Required work
Show each line in the listing below that contains the word "text".

BEGIN Provided information

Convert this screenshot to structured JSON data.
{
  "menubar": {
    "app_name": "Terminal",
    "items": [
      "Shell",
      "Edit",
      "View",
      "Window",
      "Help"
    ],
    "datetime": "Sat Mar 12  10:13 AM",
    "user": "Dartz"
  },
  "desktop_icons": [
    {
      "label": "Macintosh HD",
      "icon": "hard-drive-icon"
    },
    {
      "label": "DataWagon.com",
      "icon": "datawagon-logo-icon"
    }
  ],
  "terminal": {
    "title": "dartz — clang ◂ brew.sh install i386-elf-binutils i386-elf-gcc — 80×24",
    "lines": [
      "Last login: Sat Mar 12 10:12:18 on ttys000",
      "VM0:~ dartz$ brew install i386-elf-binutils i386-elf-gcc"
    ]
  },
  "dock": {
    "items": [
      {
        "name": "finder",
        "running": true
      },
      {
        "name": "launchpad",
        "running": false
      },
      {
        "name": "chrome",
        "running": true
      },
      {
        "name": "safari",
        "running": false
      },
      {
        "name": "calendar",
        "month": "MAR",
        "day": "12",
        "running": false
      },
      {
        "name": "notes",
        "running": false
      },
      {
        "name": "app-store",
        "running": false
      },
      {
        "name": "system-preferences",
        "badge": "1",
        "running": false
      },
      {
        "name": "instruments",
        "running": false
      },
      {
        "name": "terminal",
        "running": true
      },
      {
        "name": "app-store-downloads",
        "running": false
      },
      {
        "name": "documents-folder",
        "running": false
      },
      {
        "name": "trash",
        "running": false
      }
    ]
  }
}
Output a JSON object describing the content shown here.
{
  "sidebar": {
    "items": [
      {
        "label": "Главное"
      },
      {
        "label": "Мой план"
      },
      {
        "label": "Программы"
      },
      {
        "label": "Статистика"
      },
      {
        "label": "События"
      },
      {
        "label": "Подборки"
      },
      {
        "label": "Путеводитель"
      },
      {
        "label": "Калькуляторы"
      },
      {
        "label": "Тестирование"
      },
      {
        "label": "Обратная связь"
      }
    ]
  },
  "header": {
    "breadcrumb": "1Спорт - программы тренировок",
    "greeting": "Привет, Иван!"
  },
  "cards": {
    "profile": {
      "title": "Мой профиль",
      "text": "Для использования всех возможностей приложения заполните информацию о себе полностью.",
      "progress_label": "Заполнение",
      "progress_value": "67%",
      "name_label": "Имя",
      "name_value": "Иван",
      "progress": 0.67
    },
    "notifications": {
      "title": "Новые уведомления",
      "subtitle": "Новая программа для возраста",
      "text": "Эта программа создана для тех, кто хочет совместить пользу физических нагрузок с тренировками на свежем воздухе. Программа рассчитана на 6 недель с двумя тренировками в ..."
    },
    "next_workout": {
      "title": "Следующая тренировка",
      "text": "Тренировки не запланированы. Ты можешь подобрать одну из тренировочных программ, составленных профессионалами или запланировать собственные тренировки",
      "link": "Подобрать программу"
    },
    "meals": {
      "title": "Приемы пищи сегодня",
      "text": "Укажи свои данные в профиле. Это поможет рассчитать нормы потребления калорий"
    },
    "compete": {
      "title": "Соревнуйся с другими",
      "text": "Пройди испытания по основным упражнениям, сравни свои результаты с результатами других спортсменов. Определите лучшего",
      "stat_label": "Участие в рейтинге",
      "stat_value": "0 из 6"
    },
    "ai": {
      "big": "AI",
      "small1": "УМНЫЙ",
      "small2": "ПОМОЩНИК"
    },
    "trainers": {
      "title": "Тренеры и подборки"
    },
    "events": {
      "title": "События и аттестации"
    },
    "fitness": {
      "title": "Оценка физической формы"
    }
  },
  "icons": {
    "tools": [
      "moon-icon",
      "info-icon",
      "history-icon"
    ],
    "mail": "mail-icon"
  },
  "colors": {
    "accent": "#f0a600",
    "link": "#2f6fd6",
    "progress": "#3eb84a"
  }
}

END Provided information

Task output
      "text": "Для использования всех возможностей приложения заполните информацию о себе полностью.",
      "text": "Эта программа создана для тех, кто хочет совместить пользу физических нагрузок с тренировками на свежем воздухе. Программа рассчитана на 6 недель с двумя тренировками в ..."
      "text": "Тренировки не запланированы. Ты можешь подобрать одну из тренировочных программ, составленных профессионалами или запланировать собственные тренировки",
      "text": "Укажи свои данные в профиле. Это поможет рассчитать нормы потребления калорий"
      "text": "Пройди испытания по основным упражнениям, сравни свои результаты с результатами других спортсменов. Определите лучшего",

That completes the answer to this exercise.